─── INFORMATION ───

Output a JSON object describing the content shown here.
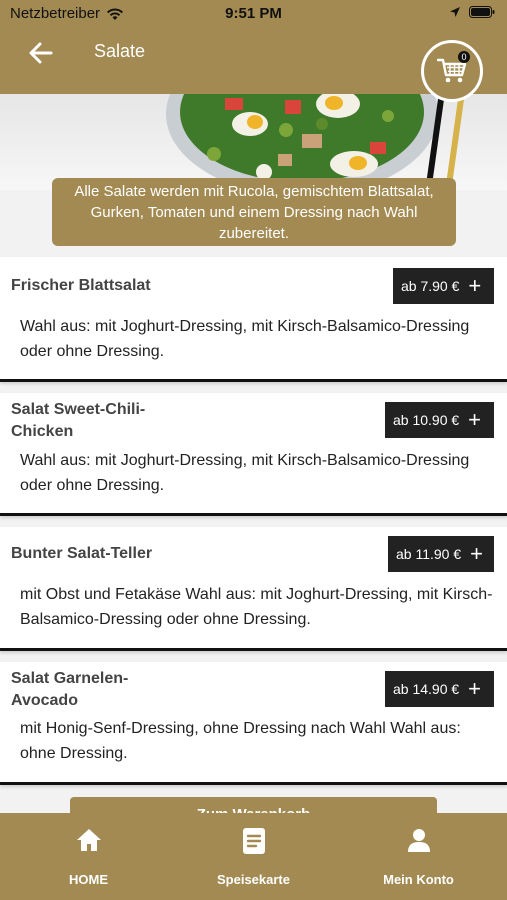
{
  "status_bar": {
    "carrier": "Netzbetreiber",
    "time": "9:51 PM"
  },
  "header": {
    "title": "Salate",
    "cart_count": "0"
  },
  "banner": {
    "text": "Alle Salate werden mit Rucola, gemischtem Blattsalat, Gurken, Tomaten und einem Dressing nach Wahl zubereitet."
  },
  "items": [
    {
      "name": "Frischer Blattsalat",
      "price": "ab 7.90 €",
      "description": "Wahl aus: mit Joghurt-Dressing, mit Kirsch-Balsamico-Dressing oder ohne Dressing."
    },
    {
      "name": "Salat Sweet-Chili-Chicken",
      "price": "ab 10.90 €",
      "description": "Wahl aus: mit Joghurt-Dressing, mit Kirsch-Balsamico-Dressing oder ohne Dressing."
    },
    {
      "name": "Bunter Salat-Teller",
      "price": "ab 11.90 €",
      "description": "mit Obst und Fetakäse Wahl aus: mit Joghurt-Dressing, mit Kirsch-Balsamico-Dressing oder ohne Dressing."
    },
    {
      "name": "Salat Garnelen-Avocado",
      "price": "ab 14.90 €",
      "description": "mit Honig-Senf-Dressing, ohne Dressing nach Wahl Wahl aus: ohne Dressing."
    }
  ],
  "cart_button": {
    "label": "Zum Warenkorb"
  },
  "tabs": [
    {
      "label": "HOME",
      "icon": "home-icon"
    },
    {
      "label": "Speisekarte",
      "icon": "menu-icon"
    },
    {
      "label": "Mein Konto",
      "icon": "person-icon"
    }
  ],
  "colors": {
    "brand": "#a38a52",
    "price_bg": "#222222"
  }
}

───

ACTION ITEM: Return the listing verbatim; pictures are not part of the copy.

SOLUTION TO THIS EXERCISE:
Output a JSON object describing the content shown here.
{
  "status_bar": {
    "carrier": "Netzbetreiber",
    "time": "9:51 PM"
  },
  "header": {
    "title": "Salate",
    "cart_count": "0"
  },
  "banner": {
    "text": "Alle Salate werden mit Rucola, gemischtem Blattsalat, Gurken, Tomaten und einem Dressing nach Wahl zubereitet."
  },
  "items": [
    {
      "name": "Frischer Blattsalat",
      "price": "ab 7.90 €",
      "description": "Wahl aus: mit Joghurt-Dressing, mit Kirsch-Balsamico-Dressing oder ohne Dressing."
    },
    {
      "name": "Salat Sweet-Chili-Chicken",
      "price": "ab 10.90 €",
      "description": "Wahl aus: mit Joghurt-Dressing, mit Kirsch-Balsamico-Dressing oder ohne Dressing."
    },
    {
      "name": "Bunter Salat-Teller",
      "price": "ab 11.90 €",
      "description": "mit Obst und Fetakäse Wahl aus: mit Joghurt-Dressing, mit Kirsch-Balsamico-Dressing oder ohne Dressing."
    },
    {
      "name": "Salat Garnelen-Avocado",
      "price": "ab 14.90 €",
      "description": "mit Honig-Senf-Dressing, ohne Dressing nach Wahl Wahl aus: ohne Dressing."
    }
  ],
  "cart_button": {
    "label": "Zum Warenkorb"
  },
  "tabs": [
    {
      "label": "HOME",
      "icon": "home-icon"
    },
    {
      "label": "Speisekarte",
      "icon": "menu-icon"
    },
    {
      "label": "Mein Konto",
      "icon": "person-icon"
    }
  ],
  "colors": {
    "brand": "#a38a52",
    "price_bg": "#222222"
  }
}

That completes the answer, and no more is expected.